The index, which attempts to forecast economic trends for the next three to six months, stood at 100 in 1996, its base year. Except for a 0.1 percent increase in March, the index has been flat or declining throughout this year.
"It would be difficult to achieve another 5 percent-plus rate of gross domestic product growth with the manufacturing, housing, consumer, labor and finanical markets all indicating a more modest pace of activity. With employment and income still rising, there will be growth, but not at the pace set earlier in the year," said Conference Board Economist Ken Goldstein.
The markets were mixed following release of the report. The Dow Jones industrial average was down 23 points to 11,191 while the Nasdaq Stock Market was up 5 points to 4,087.
The numbers come barely a week after the Federal Reserve passed on a chance to raise interest rates again in its effort to cool the economy and curb inflationary pressures by putting the brakes on unsustainable growth.
Conflicting data exist on how much the economy has cooled.
Two separate reports released Tuesday offered signs consumers are confident about the economy and continue to spend money.
The Commerce Department reported that sales of new single-family homes in July jumped 14.7 percent â€“ the largest increase since April 1993. Many analysts were expecting a much smaller increase of around 1 percent. Meanwhile, consumer confidence levels dipped slightly in this month's Conference Board survey, but a larger percentage of consumers surveyed said they planned to buy big-ticket items, such as cars.
The Leading Indicators report released Wednesday also showed that the board's Index of Coincident Indicators, which gauges current economic activity, was flat in July at 115.6, after rising 0.2 percent in June and 0.3 percent in May. Although industrial production and personal income increased, employees on nonagricultural payrolls decreased in July.

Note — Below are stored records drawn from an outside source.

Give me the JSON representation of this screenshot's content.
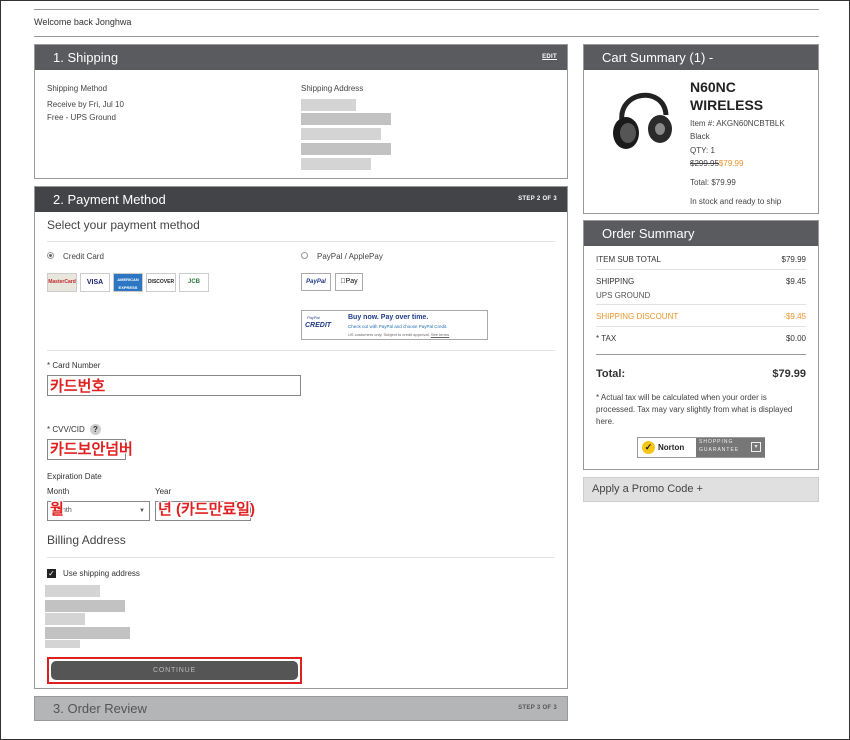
{
  "header": {
    "welcome": "Welcome back Jonghwa"
  },
  "shipping": {
    "title": "1. Shipping",
    "edit": "EDIT",
    "method_label": "Shipping Method",
    "method_line1": "Receive by Fri, Jul 10",
    "method_line2": "Free - UPS Ground",
    "address_label": "Shipping Address"
  },
  "payment": {
    "title": "2. Payment Method",
    "step": "STEP 2 OF 3",
    "select_title": "Select your payment method",
    "credit_card_label": "Credit Card",
    "paypal_label": "PayPal / ApplePay",
    "cards": [
      "MasterCard",
      "VISA",
      "AMERICAN EXPRESS",
      "DISCOVER",
      "JCB"
    ],
    "paypal_btn": "PayPal",
    "applepay_btn": "Pay",
    "credit_banner_logo_small": "PayPal",
    "credit_banner_logo": "CREDIT",
    "credit_banner_title": "Buy now. Pay over time.",
    "credit_banner_line1": "Check out with PayPal and choose PayPal Credit.",
    "credit_banner_line2": "US customers only. Subject to credit approval.",
    "credit_banner_link": "See terms",
    "card_number_label": "* Card Number",
    "card_number_annotation": "카드번호",
    "cvv_label": "* CVV/CID",
    "cvv_help": "?",
    "cvv_annotation": "카드보안넘버",
    "expiration_label": "Expiration Date",
    "month_label": "Month",
    "month_placeholder": "nth",
    "month_annotation": "월",
    "year_label": "Year",
    "year_annotation": "년 (카드만료일)",
    "billing_title": "Billing Address",
    "use_shipping_label": "Use shipping address",
    "continue_label": "CONTINUE"
  },
  "review": {
    "title": "3. Order Review",
    "step": "STEP 3 OF 3"
  },
  "cart": {
    "title": "Cart Summary (1) -",
    "product_name_line1": "N60NC",
    "product_name_line2": "WIRELESS",
    "item": "Item #: AKGN60NCBTBLK",
    "color": "Black",
    "qty": "QTY: 1",
    "old_price": "$299.95",
    "new_price": "$79.99",
    "total": "Total: $79.99",
    "stock": "In stock and ready to ship"
  },
  "order_summary": {
    "title": "Order Summary",
    "subtotal_label": "ITEM SUB TOTAL",
    "subtotal_value": "$79.99",
    "shipping_label": "SHIPPING",
    "shipping_value": "$9.45",
    "shipping_method": "UPS GROUND",
    "discount_label": "SHIPPING DISCOUNT",
    "discount_value": "-$9.45",
    "tax_label": "* TAX",
    "tax_value": "$0.00",
    "total_label": "Total:",
    "total_value": "$79.99",
    "tax_note": "* Actual tax will be calculated when your order is processed. Tax may vary slightly from what is displayed here.",
    "norton_label": "Norton",
    "norton_sub1": "SHOPPING",
    "norton_sub2": "GUARANTEE"
  },
  "promo": {
    "label": "Apply a Promo Code +"
  },
  "colors": {
    "accent_orange": "#e8962e",
    "header_dark": "#434447",
    "header_mid": "#5a5b5e",
    "annotation_red": "#e02020"
  }
}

The Index of Lagging Indicators, which reflects changes that have already occurred, decreased by 0.1 percent to 105.2. The board said the largest contributor to July's decline was outstanding commercial and industrial loans, prime rates and changes in labor costs. The index rose 0.6 percent in June and 0.3 percent in May, according to revised data.
The three indexes are used together as a barometer of overall economic trends.